16. Is the throughput volume of the COX RapidHeat Sterilizer equivalent to that of comparable tabletop steam sterilizers?
Although the COX RapidHeat Sterilizer has a smaller sterilization chamber, its true treatment cycle time allows four complete sterilization cycles per hour. This difference more than compensates for its smaller chamber size, resulting in a compatible or greater throughput of instruments per hour rate.
17. What is the comparative cost to operate COX RapidHeat Sterilizer?

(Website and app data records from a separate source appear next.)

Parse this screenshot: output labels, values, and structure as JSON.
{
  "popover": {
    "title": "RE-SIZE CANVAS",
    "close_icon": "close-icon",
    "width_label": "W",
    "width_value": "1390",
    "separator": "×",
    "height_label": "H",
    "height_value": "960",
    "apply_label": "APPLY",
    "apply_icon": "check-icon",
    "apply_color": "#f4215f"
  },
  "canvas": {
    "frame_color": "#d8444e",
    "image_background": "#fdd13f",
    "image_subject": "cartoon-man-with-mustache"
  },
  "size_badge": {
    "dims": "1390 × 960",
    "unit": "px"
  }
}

CPAC has completed a Comparative Cost Analysis that reveals a 50% operating cost savings over a comparable steam sterilizer. Exceptional savings are found in maintenance, utility, and instrument replacement costs. Operational cost can be defined by utility costs, sterilizer–required supply costs, and equipment maintenance cost.
18. How energy efficient is the COX HVHA sterilizer as compared to comparable tabletop steam sterilizer?
The New York State Pollution Prevention Institute at The Rochester Institute of Technology performed an independent third-party energy study of the COX RapidHeat Sterilizer, providing a comparative energy analysis with two conventional tabletop steam sterilizers. As summarized in their report, the COX RapidHeat Sterilizer “sterilized small batches of instruments 3x to 6x faster using 84% less energy per cycle vs. steam sterilizers.”
19. Can the time and temperature parameters of the COX HVHA sterilization process be monitored and recorded?
The COX RapidHeat Sterilizer monitors and records for both electronic and printed storage the critical time-temperature parameters for each sterilization cycle via the use of a USB flash drive. The flash drive inserts in the sterilizer’s USB port and records cycle parameters, including start date and time, cycle phase time and temperatures (at one minute intervals), and the cycle status. The cycle status at the end of the record indicates details of the completed sterilization cycle. A typical printout will display temperature readouts between 374° F and 378° F during the sterilization cycle.
20. What are the utility requirements for COX HVHA sterilizer installation?
The COX RapidHeat Sterilizer only requires a standard 110-120V, 60Hz, 12-amp service outlet. No water, drains or other utilities are required.